Cognitive scientist uses mathematical and computational models to make machines “more human-like” in their thought processes, retrieving not only what they are told, but also what is inferred; technology has implications for defense and tech industry

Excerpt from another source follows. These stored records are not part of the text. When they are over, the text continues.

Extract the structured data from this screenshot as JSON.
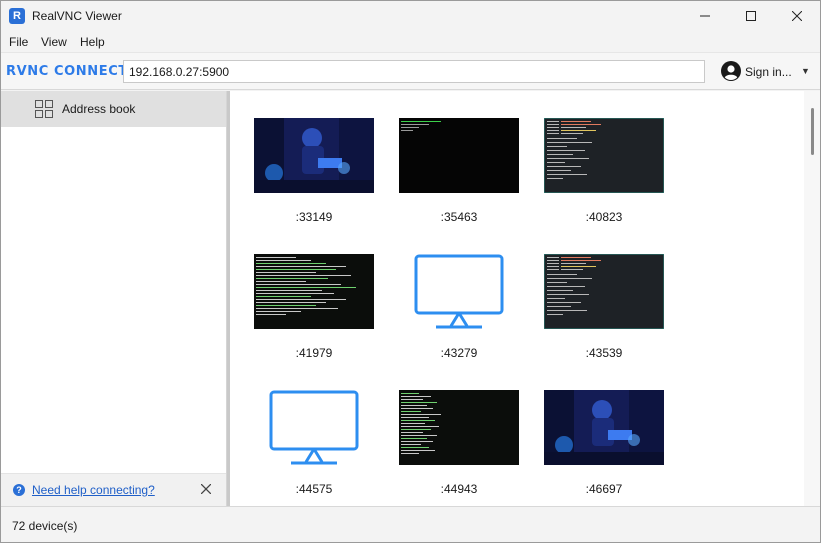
{
  "window": {
    "title": "RealVNC Viewer",
    "app_icon_glyph": "R"
  },
  "menu": [
    {
      "label": "File"
    },
    {
      "label": "View"
    },
    {
      "label": "Help"
    }
  ],
  "toolbar": {
    "logo_text": "RVNC CONNECT",
    "address_value": "192.168.0.27:5900",
    "signin_label": "Sign in...",
    "signin_caret": "▼"
  },
  "sidebar": {
    "items": [
      {
        "label": "Address book",
        "icon": "grid-icon"
      }
    ],
    "help": {
      "icon_glyph": "?",
      "link": "Need help connecting?"
    }
  },
  "devices": [
    {
      "label": ":33149",
      "thumb": "art"
    },
    {
      "label": ":35463",
      "thumb": "black"
    },
    {
      "label": ":40823",
      "thumb": "term-dark"
    },
    {
      "label": ":41979",
      "thumb": "term-green"
    },
    {
      "label": ":43279",
      "thumb": "monitor-icon"
    },
    {
      "label": ":43539",
      "thumb": "term-dark"
    },
    {
      "label": ":44575",
      "thumb": "monitor-icon"
    },
    {
      "label": ":44943",
      "thumb": "term-green"
    },
    {
      "label": ":46697",
      "thumb": "art"
    }
  ],
  "status": {
    "device_count": "72 device(s)"
  },
  "colors": {
    "accent": "#2d7be8",
    "link": "#1f5fc8",
    "selected": "#e0e0e0"
  }
}
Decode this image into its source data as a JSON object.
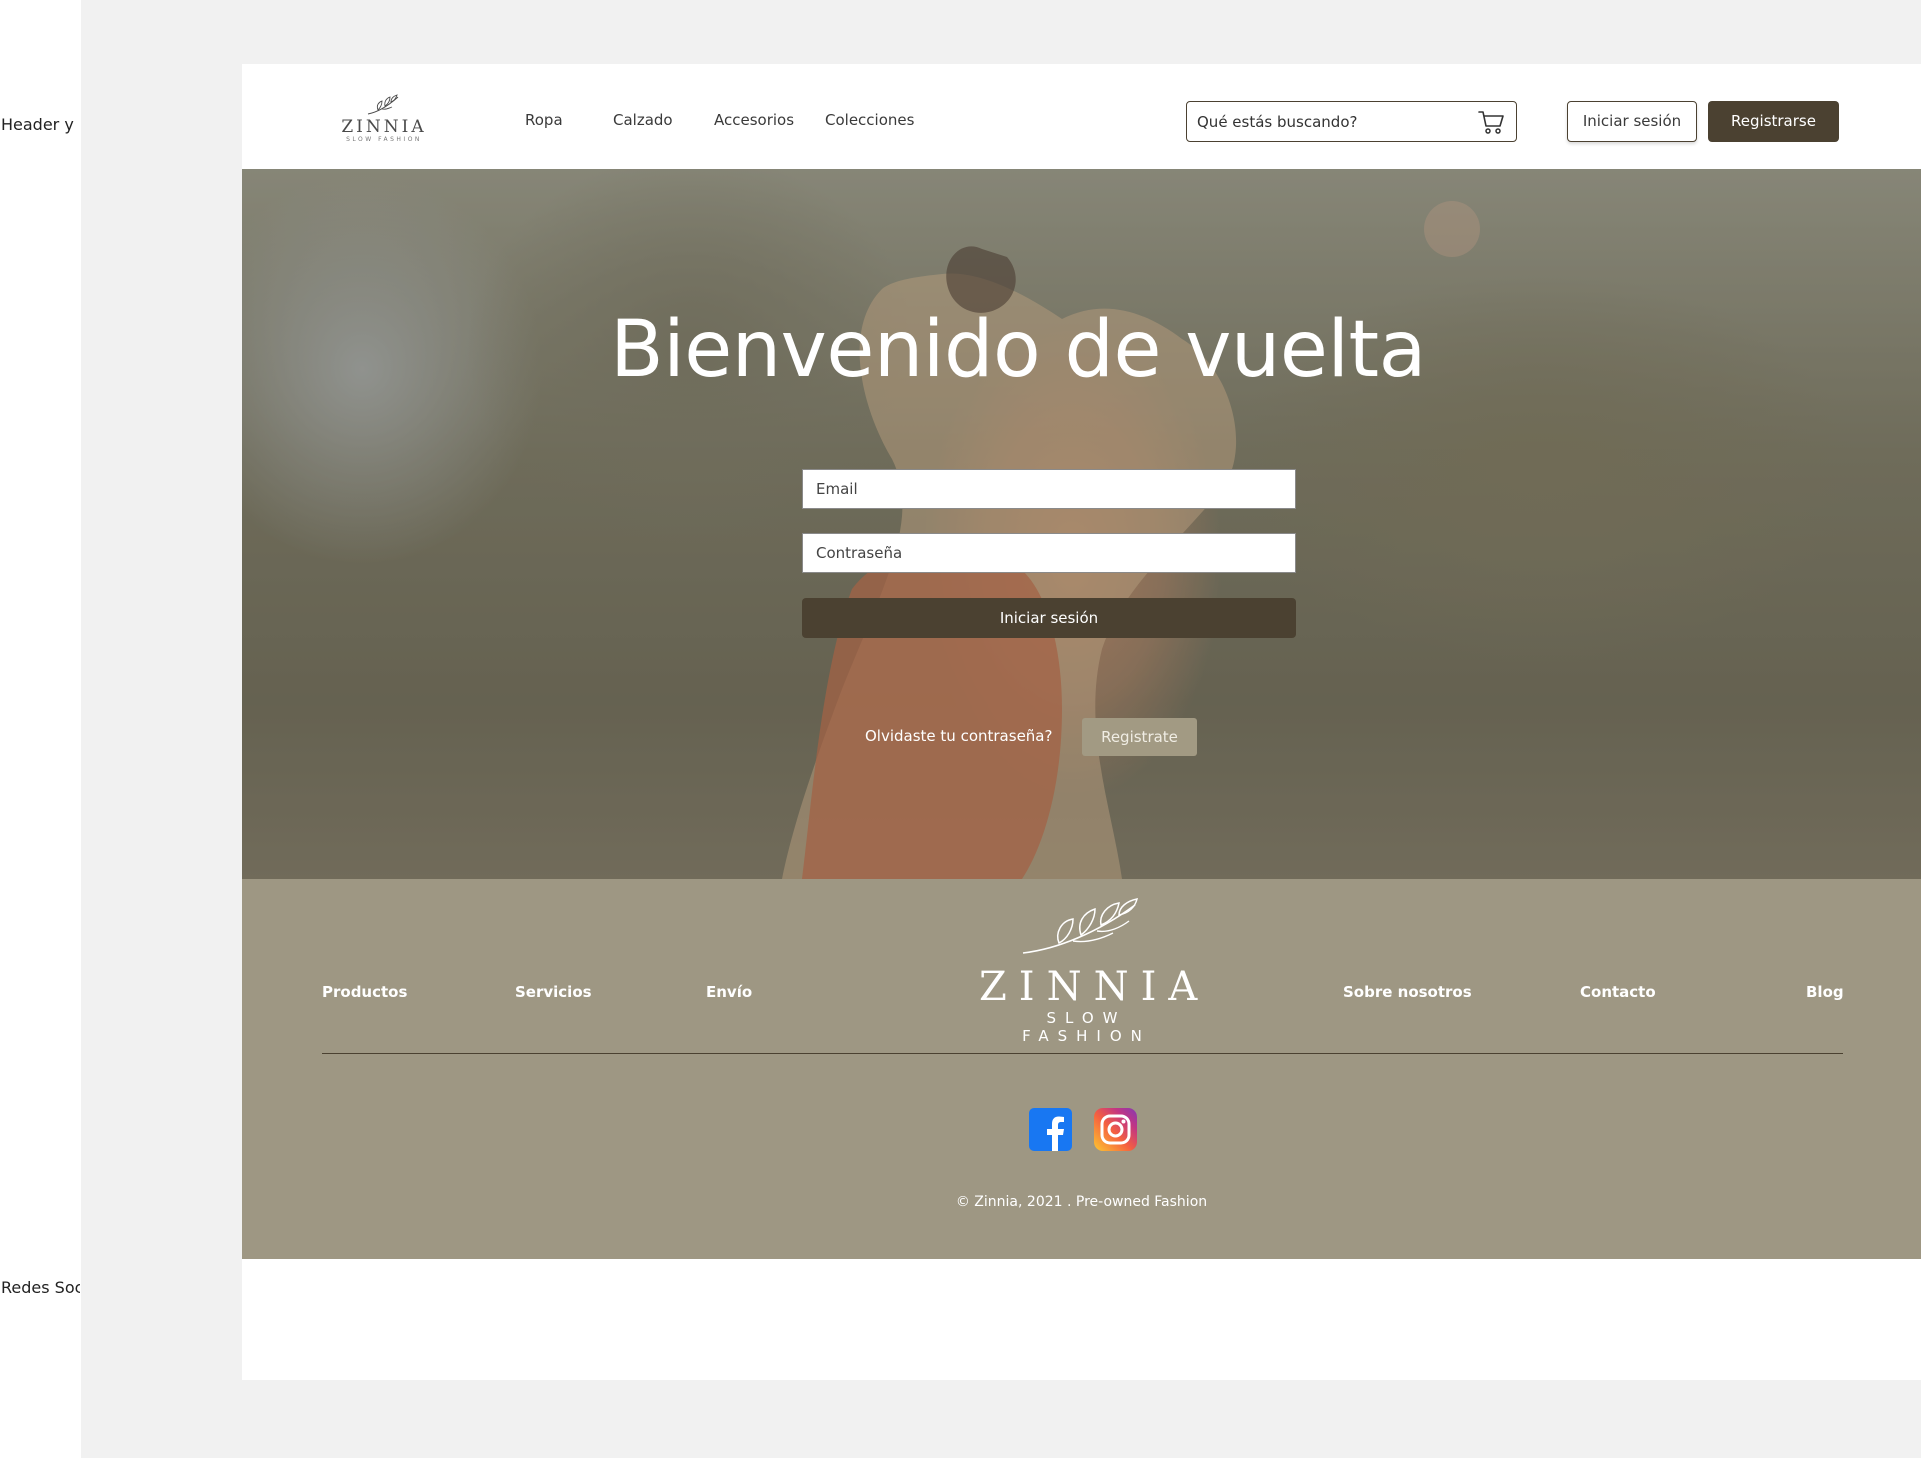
{
  "annotations": {
    "header_label": "Header y",
    "social_label": "Redes Soc"
  },
  "header": {
    "logo": {
      "name": "ZINNIA",
      "tagline": "SLOW FASHION"
    },
    "nav": [
      {
        "label": "Ropa"
      },
      {
        "label": "Calzado"
      },
      {
        "label": "Accesorios"
      },
      {
        "label": "Colecciones"
      }
    ],
    "search": {
      "placeholder": "Qué estás buscando?",
      "icon": "cart-icon"
    },
    "login_label": "Iniciar sesión",
    "register_label": "Registrarse"
  },
  "hero": {
    "title": "Bienvenido de vuelta",
    "email_placeholder": "Email",
    "password_placeholder": "Contraseña",
    "submit_label": "Iniciar sesión",
    "forgot_label": "Olvidaste tu contraseña?",
    "registrate_label": "Registrate"
  },
  "footer": {
    "links_left": [
      {
        "label": "Productos"
      },
      {
        "label": "Servicios"
      },
      {
        "label": "Envío"
      }
    ],
    "links_right": [
      {
        "label": "Sobre nosotros"
      },
      {
        "label": "Contacto"
      },
      {
        "label": "Blog"
      }
    ],
    "logo": {
      "name": "ZINNIA",
      "tagline": "SLOW FASHION"
    },
    "social": [
      {
        "icon": "facebook-icon"
      },
      {
        "icon": "instagram-icon"
      }
    ],
    "copyright": "©  Zinnia, 2021 . Pre-owned Fashion"
  },
  "colors": {
    "brand_dark": "#4b4131",
    "footer_bg": "#9e9783",
    "canvas_bg": "#f1f1f1",
    "registrate_bg": "#a29a83"
  }
}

While many of us may not fully comprehend the technology that allows Google to crank out every instance on the Internet in which a selected term appears, we do know we can rely on it and other search engines to retrieve what we tell it to. Or can we? "Sometimes, what you're searching for and what you've asked a search engine to retrieve are two different things," says cognitive science professor Mark Steyvers. With a keen interest in data mining techniques and the research to back it up, Steyvers studies how systems may be developed to make machines "more human-like" in their thought processes, retrieving not only what they are told, but also what is inferred.  
 
Take, for instance, the search engine Google. When you type in the phrase "Social Science," Google spits out all instances in which "Social Science" explicitly appears. What if, instead, the search engine displayed all topics relevant to "Social Science" including cognitive science, anthropology, economics, and so on?  
 
Combining mathematical and computational modeling, Steyvers has created an algorithmic model to do just that. "The algorithm uses word relationships to form inferred topics to ultimately drive information retrieval," Steyvers explains, applications of which span several fields.  
 
"This same model may be applied to many areas involving massive amounts of text," he says. Funded by the Department of Defense and the National Security Agency, Steyvers' model has national security implications in terms of data monitoring activities, an area in which the aforementioned agencies undoubtedly have interests.  
 
When utilized in an entirely different realm, the same model has been able to predict the success rate of a couple having undergone marriage counseling, based on their therapy session transcripts. Again using word relationships, Steyvers' model counts the occurrences of positive vs. negative word associations expressed during therapy, the victor in the end being the category with the highest number of occurrences. While the concept behind this tool (i.e. what you say in marriage counseling directly relates to your rate of success in the marriage) is nothing new, the fact that a computer program is able to predict with some degree of certainty whether or not you're still married after undergoing counseling, is quite provocative

Wednesday, August 1, 2007